The IMF head resembles a knuckle-rapping principal: lending desperate countries cash — but only if they eat their spinach, which can mean cutting government spending during an economic downturn. It’s a controversial approach, especially during the 1997 Asian financial crisis, when the measure was applied to governments that were never profligate. “Even as evidence of the policy’s failure mounted — the IMF barely blinked, delivering the same medicine to each ailing nation that showed up on its doorstep,” wrote Nobel Prize–winning economist Joseph Stiglitz in The New Republic just after the crisis.
Fast-forward to 2015, and Lagarde, with her splash of white hair and a steely-yet-sympathetic expression, is in the hot seat over Greece, which critics like Desmond Lachman, a fellow at the American Enterprise Institute, say is choking on the same old bad medicine. Sure, Lagarde’s signature accomplishments include a broadening of the IMF’s agenda to include issues like gender equality and wasteful energy spending — something Nancy Birdsall, president of the Center for Global Development, calls “a breakthrough.” For years, she struggled in a futile attempt to get the U.S. Congress to endorse an IMF reform agenda originally proposed in 2010 that would have given a bigger voice to emerging powers, especially China. “I don’t think I’ve spared efforts to make the case,” she has said. Now, miraculously, the measure was slipped into the latest appropriations bill, turning it to a victory. Maybe she’ll eventually win with her strong call to cut Greek debt, even though German Chancellor Angela Merkel has prevailed so far with a loud nein.

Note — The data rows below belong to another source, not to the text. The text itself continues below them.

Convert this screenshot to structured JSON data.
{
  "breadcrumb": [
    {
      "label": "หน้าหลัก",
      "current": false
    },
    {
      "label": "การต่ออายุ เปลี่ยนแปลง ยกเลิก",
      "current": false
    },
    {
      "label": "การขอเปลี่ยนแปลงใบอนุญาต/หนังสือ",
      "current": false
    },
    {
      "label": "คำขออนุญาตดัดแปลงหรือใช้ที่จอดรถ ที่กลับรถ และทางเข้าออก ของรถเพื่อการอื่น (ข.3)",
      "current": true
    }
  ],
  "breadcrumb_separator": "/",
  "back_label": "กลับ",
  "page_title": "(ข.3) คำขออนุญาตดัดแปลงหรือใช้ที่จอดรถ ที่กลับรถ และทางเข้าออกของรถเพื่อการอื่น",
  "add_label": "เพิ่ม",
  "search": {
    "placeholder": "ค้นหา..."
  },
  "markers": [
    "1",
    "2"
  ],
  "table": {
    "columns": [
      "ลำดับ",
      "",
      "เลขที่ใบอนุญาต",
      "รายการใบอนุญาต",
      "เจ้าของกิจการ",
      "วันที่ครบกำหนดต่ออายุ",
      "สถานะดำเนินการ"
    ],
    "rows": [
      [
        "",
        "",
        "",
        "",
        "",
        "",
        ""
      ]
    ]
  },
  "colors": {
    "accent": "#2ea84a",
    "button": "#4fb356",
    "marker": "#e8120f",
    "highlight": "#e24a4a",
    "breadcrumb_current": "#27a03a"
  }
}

But Lagarde is used to the hot seat. She came to the IMF, headquartered on Pennsylvania Avenue just up the street from the White House, straight from Paris, after serving four years as France’s minister of finance and economy — another first for a woman — under Nicolas Sarkozy’s conservative government. In some ways, though, she’s a transatlantic hybrid: Her father was a university English teacher, while her mother taught school, and she grew up in Normandy, away from Paris-centered nationalism. Perhaps she acquired her self-discipline as a member of the French national synchronized swimming team. Now, the divorced mother of two grown sons is back in her old stomping grounds, having long ago won a scholarship to spend a year of high school in a D.C. suburb before interning on Capitol Hill, then, after attending a Paris law school, eventually becoming chair of America’s largest law firm, Chicago-based Baker & McKenzie (yes, another female first).

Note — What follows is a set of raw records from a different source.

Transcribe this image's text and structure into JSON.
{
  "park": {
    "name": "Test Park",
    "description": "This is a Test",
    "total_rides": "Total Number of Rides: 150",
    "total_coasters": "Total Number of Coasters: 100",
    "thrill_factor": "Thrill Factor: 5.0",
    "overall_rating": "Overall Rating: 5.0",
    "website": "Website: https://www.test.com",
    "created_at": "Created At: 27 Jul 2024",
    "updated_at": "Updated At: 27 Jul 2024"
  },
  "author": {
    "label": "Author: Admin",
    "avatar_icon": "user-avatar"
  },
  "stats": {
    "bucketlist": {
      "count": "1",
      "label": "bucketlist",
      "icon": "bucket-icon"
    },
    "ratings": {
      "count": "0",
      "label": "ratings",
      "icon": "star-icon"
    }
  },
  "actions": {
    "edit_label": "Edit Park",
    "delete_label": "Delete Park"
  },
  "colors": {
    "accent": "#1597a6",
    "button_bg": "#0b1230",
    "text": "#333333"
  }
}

More recently, at the IMF, Lagarde hasn’t made many “bad steps,” Truman says, but he seems concerned that “she’s a little more focused on public relations than substance.” Her Fund has also backed flawed lending programs in Greece and Ukraine that may trigger significant financial losses, Lachman says, and he worries that these will “seriously damage the IMF’s credibility.” What’s more, Lachman suggests that the IMF’s narrow mission has been the source of its great influence and that Lagarde’s move to expand it might “dilute” that.

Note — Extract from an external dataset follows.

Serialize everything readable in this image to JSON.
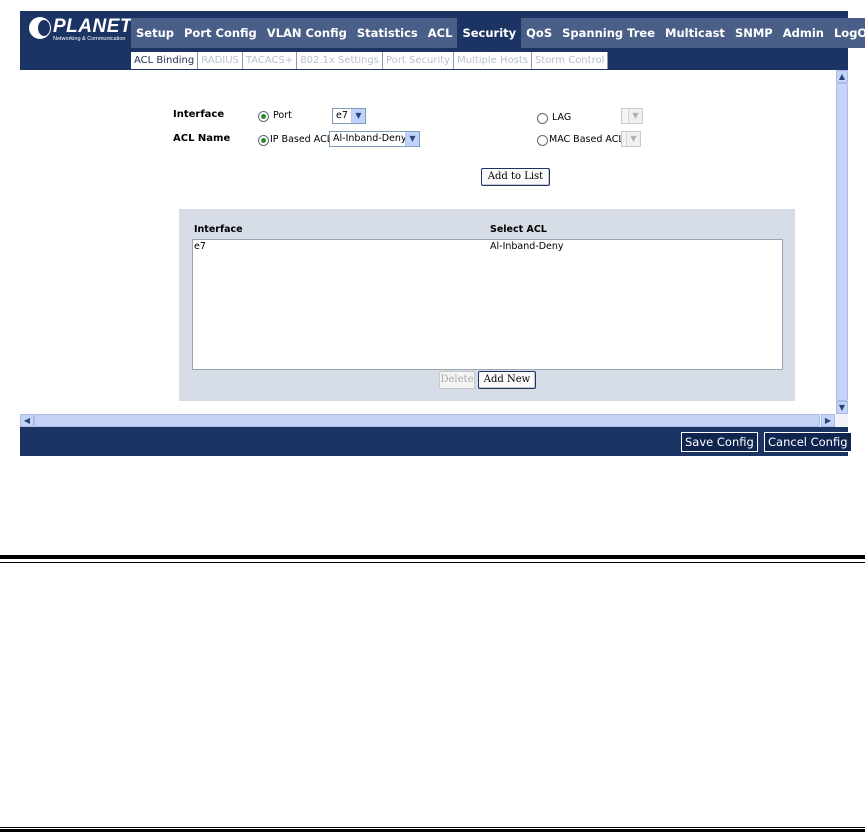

But for the woman whose face once graced the covers of Forbes and Vogue — in the same month — the future may be the most enticing prospect of all. Popular back home, Lagarde recently (and predictably) demurred when asked if she would run for president in France’s 2017 election. There’s definitely a precedent — see, par example, her predecessor, Dominique Strauss-Kahn, once considered a leading candidate for the French presidency. That is, until his career unraveled in sex-related scandals. And nothing is less French than that.